Note: As always, I advise that you seek professional legal and/or labor advice before acting on any opinions given here.
While the recruiting industry typically focuses on the top end of the job market, i.e., the engineering, banking, and management jobs, a much bigger layer of employment and one that most of us have been through is that of "entry-level" jobs. These are provided by vendors of all types who feed into the larger multinationals or who are in a commodity industry, such as English-teaching (whether it should be treated as a commodity is another issue).
There is a place for these companies, and although you see them get vilified on bulletin boards for low wages, without them many people would not be able to accumulate the necessary track record to be considered for positions in larger companies. One sector that I'm very aware of is the IT industry, where many of the larger, more prestigious firms, including banks, securities firms, logistics companies, IT consultancies, etc., actually prefer to receive their future employees from entry-level vendors, because then the candidates are proven performers.
The problem for entry-level employers is whether or not they can make a reasonable profit from the new employee before the economics of the market kick in and the person is offered a higher-paying job somewhere else. In one of my companies, which take on a lot of entry-level people, we use an honor system whereby we ask the candidate to do the right thing and stay two years. Most people do the right thing and if by the end of that period we're not paying them enough to stay, we wish them the best of luck and facilitate their move onwards. Such is life and I'm a strong believer in what goes around comes around - that is, many of these people eventually rise through the ranks of a larger firm and eventually become my customers.
But all IT vendors do not hold this ideal of a long-term ecosystem, and in some other sectors it just plain doesn't work. Again English teaching comes to mind. For these companies, then, holding on to entry-level people and extracting some value is enacted by way of strict employment contracts. These contracts can be really tough, threatening dire repercussions and penalties if the person leaves before the contract ends. The question is: is this allowed?
The Japanese constitution guarantees the right to work, and it doesn't say that foreigners should be treated any differently. The government takes this right very seriously, and indeed for many decades until the 1990's made itself the only legal recruiting entity, so as to guarantee people fair and equal treatment in their job search. Likewise, the government has passed labor laws, which protect this constitutional right, and thus everyone working legally in Japan has the right to move from one employer to the next as they wish. Contracts between an employer and employee that contravene this constitutional right are not legal.

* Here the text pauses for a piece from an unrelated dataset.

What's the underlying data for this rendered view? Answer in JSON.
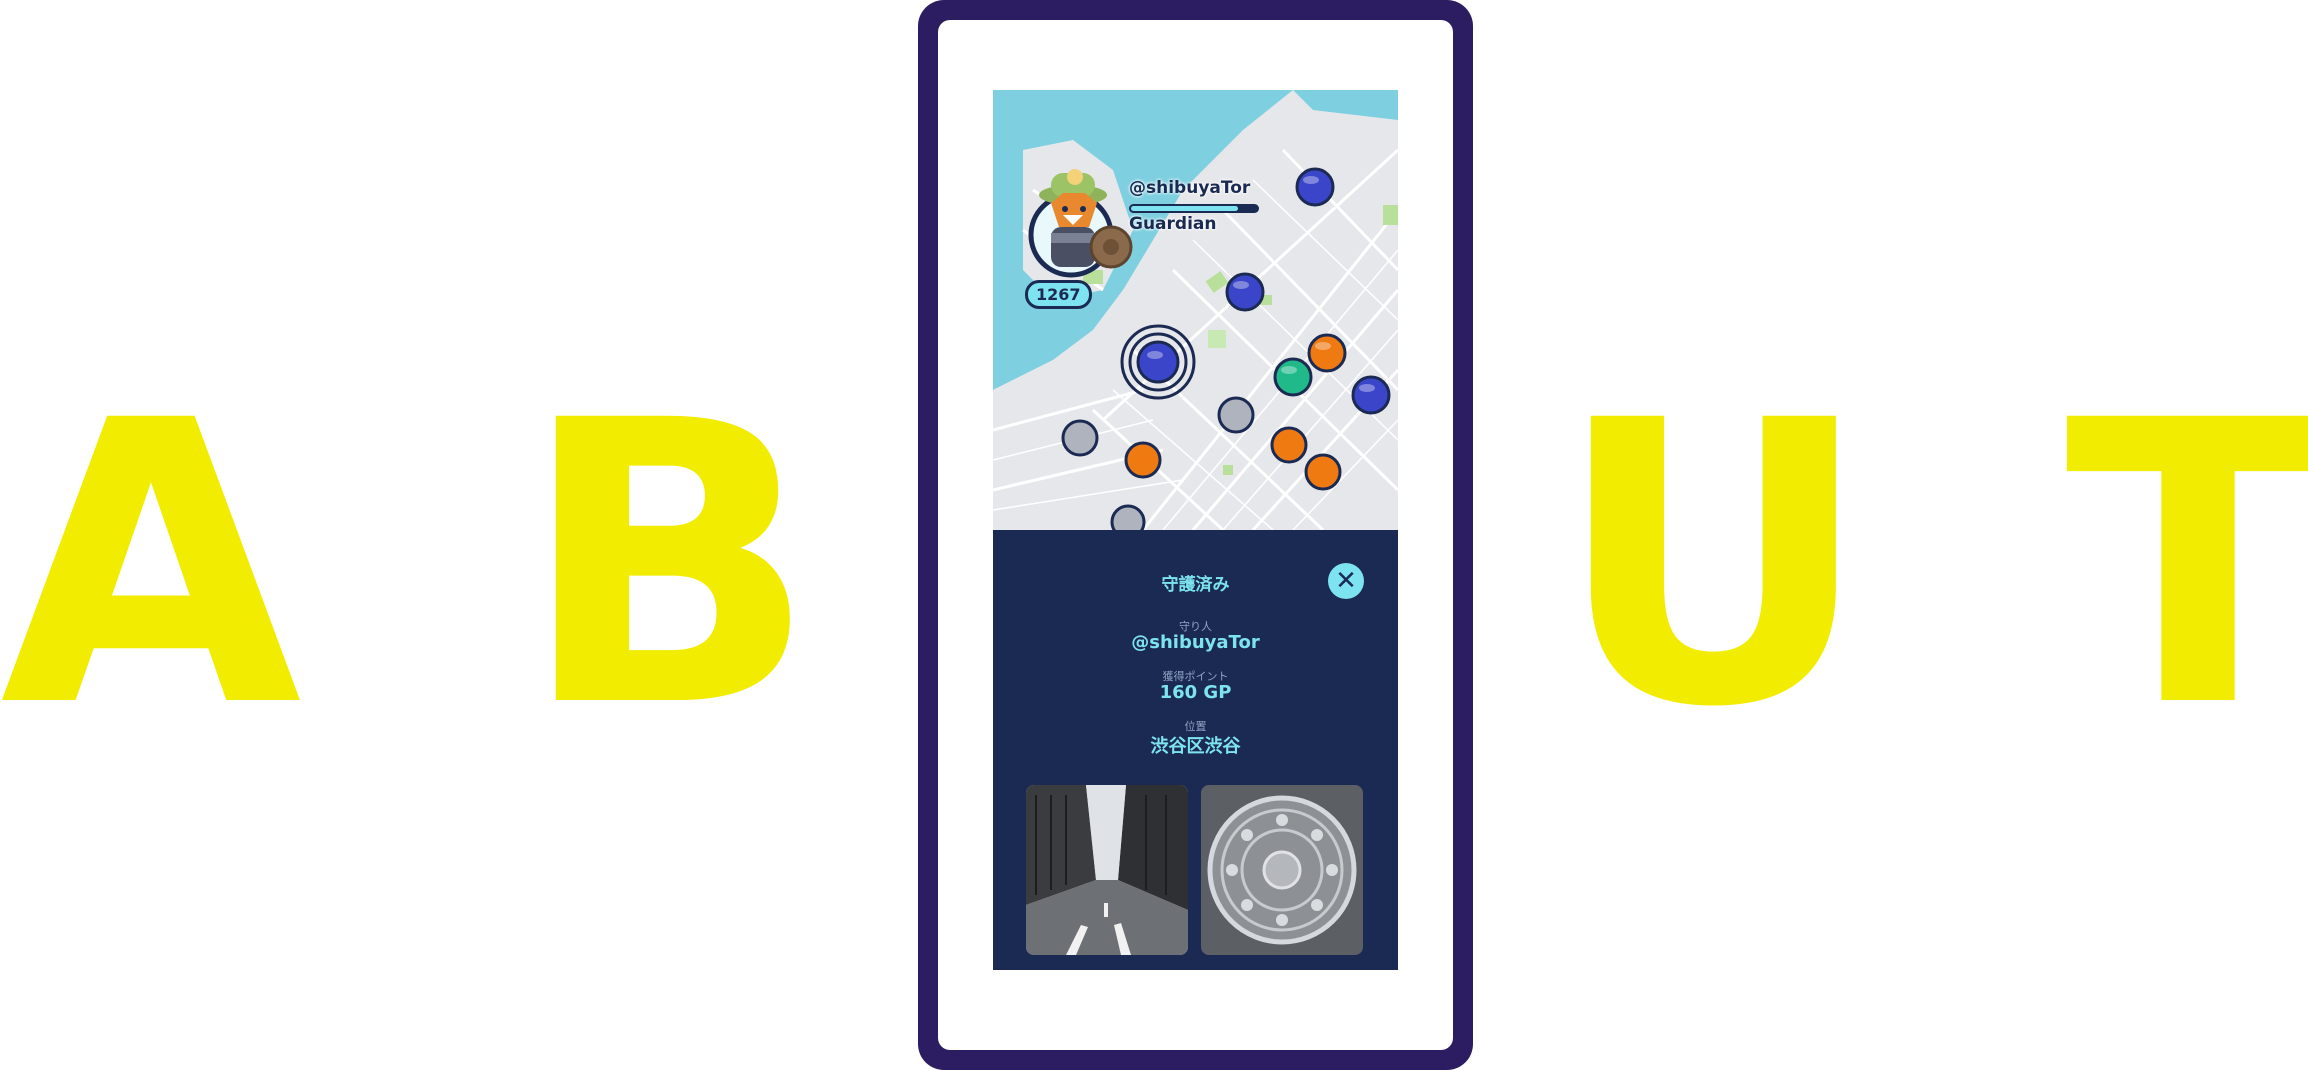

So why do some employers persist in writing such contracts? Firstly, they are hoping that the person signing the contract is unfamiliar with the law and won't challenge it. Secondly, they are allowed to write in clauses that achieve the effect of holding on to you, and yet not violate the law. For example, it is legal for them to require that before leaving you pay back any educational or training expenses, also any loans, subsidized apartments, etc. If they have you on a financial hook and you're not able to pay them back quickly, this acts as a guarantee to stay. Also, they can time your bonuses so that you can only collect them if you renew your contract. And lastly, they can withdraw sponsorship of your working visa.
Further, if you're a senior manager or a director, then the restrictions in a job contract about how and when you can move actually can be enforced. This is because you are no longer regarded as an employee but rather more like a "partner" in the business and the issue of trust and fiduciary duty start to have more influence than labor law rights.
What can you do if you have signed a contract that effectively prevents you from moving to another job? Firstly, you should get advice, either from your labor standards office or from a lawyer. Secondly, before you notify your intention to move, make sure you have another employer lined up with a signed job offer. Once they sign that job offer they have a contractual responsibility to hire you, and this gives you some foundation for dealing with your existing employer and their contract.
Lastly, I'll note that unless you have broken some other law, in practice the Immigration people are not going to throw you out of Japan if they know that you already have your next job offer lined up. They know that productive foreign taxpayers are good for the economy. So a company sponsoring your visa and threatening to tell immigration if you leave is making nothing more than a hollow threat.